Sunday, May 27, 2007
ER - The Complete Seventh Season
Written by Hombre Divertido
Not too much; not too little; Just right.
Even with the absence of George Clooney and Julianna Marguilies, this is a fine season of ER, though it may be considered the beginning of the end. Strewn with storylines that will eventually lead to the departure of several key members of the ER staff, this season still contains enough of the original cast being vulnerable, strong, humorous, and serious to keep any fan of the series or of episodic television happy.
Where this season fails is a general loss of focus on the patients and their stories. This season is about the development of the characters on staff. Though not necessarily a bad thing, it does stray from the foundation on which the show was built i.e.: the patient’s stories. Luckily the writing is strong enough that we don’t mind the departure. We don’t mind it in season seven. Eventually, any true fan of the show will grow tired of the focus shift, but not here.
Noah Wiley as Dr. Carter really comes into his own in this season as we begin to see him take more of a leadership role in preparation for…well, that’s not to be discussed in a review of this season. Developments in the lives of Dr. Benton (Eriq La Salle), Dr. Weaver (Laura Innes) and Dr. Greene (Anthony Edwards) are at the forefront of this season and definitely keep the audience intrigued.

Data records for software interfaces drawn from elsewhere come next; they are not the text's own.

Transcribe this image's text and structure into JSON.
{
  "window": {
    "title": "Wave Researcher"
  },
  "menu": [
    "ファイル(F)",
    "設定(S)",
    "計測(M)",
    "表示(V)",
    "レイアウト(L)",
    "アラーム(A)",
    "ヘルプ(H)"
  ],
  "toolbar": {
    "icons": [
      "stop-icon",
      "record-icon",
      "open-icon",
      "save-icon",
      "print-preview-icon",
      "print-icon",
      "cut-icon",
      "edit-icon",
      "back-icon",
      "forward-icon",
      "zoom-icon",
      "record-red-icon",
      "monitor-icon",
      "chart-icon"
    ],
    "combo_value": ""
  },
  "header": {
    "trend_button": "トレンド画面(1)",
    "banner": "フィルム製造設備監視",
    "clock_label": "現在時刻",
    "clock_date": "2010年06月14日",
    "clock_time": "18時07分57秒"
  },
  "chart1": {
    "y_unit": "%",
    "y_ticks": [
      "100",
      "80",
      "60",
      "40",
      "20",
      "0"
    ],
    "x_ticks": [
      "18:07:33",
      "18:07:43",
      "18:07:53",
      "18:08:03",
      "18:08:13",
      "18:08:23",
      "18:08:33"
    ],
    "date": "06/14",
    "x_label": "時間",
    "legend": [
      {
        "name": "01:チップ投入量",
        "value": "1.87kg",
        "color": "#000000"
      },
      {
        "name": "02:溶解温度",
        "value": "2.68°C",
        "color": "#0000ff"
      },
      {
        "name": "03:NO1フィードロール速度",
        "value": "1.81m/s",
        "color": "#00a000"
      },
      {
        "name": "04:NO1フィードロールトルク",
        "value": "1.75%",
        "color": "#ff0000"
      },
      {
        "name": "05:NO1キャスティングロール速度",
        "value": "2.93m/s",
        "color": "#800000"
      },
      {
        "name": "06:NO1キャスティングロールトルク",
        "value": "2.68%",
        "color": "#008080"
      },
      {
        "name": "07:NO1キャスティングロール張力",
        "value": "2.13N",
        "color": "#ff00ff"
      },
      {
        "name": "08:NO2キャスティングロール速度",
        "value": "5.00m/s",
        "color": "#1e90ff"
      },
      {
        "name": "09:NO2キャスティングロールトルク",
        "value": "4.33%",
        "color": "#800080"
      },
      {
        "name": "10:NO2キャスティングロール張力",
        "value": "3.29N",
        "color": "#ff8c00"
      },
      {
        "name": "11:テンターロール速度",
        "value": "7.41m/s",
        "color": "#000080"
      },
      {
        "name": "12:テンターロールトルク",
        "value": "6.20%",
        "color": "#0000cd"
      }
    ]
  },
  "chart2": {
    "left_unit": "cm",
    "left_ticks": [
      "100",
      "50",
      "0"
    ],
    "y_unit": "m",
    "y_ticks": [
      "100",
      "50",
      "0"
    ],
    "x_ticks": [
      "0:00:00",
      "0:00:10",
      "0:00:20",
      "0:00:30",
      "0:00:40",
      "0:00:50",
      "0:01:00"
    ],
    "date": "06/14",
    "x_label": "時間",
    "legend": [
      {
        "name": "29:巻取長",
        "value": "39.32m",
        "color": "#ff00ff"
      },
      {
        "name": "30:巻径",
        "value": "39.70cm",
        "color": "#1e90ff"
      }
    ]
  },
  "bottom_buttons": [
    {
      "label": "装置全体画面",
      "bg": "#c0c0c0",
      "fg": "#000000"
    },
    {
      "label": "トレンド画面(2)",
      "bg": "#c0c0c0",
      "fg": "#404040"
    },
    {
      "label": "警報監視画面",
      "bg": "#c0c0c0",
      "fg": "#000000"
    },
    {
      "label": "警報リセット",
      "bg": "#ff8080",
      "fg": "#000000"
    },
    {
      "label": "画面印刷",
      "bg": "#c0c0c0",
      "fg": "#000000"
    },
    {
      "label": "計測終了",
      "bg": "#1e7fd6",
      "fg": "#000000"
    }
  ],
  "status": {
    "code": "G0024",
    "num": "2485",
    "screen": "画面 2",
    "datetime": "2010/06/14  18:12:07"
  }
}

As previously mentioned, there is a good amount of humor this season. Paul McCrane as Rocket Roman is at his antagonizing best, but it is Greene and Corday dealing with Poison Ivy in the first episode that creates some of the funniest moments in the season and possibly the series.
Season seven is highlighted with guest appearances by Sally Field playing the mother of Abby Lockhart (Maura Tierney) and James Cromwell as a terminally ill Bishop. Their respective storylines run through several episodes and are well written and brilliantly acted.
As in previous season releases, the extras are few, the gag reels seem forced, and the packaging is bland. What stands out in season seven is the writing. You would not have to be a fan of the show to enjoy these episodes. They stand strongly on their own.
Recommendation: Get two and give one away as a gift. It’s a great season to get someone hooked on the show.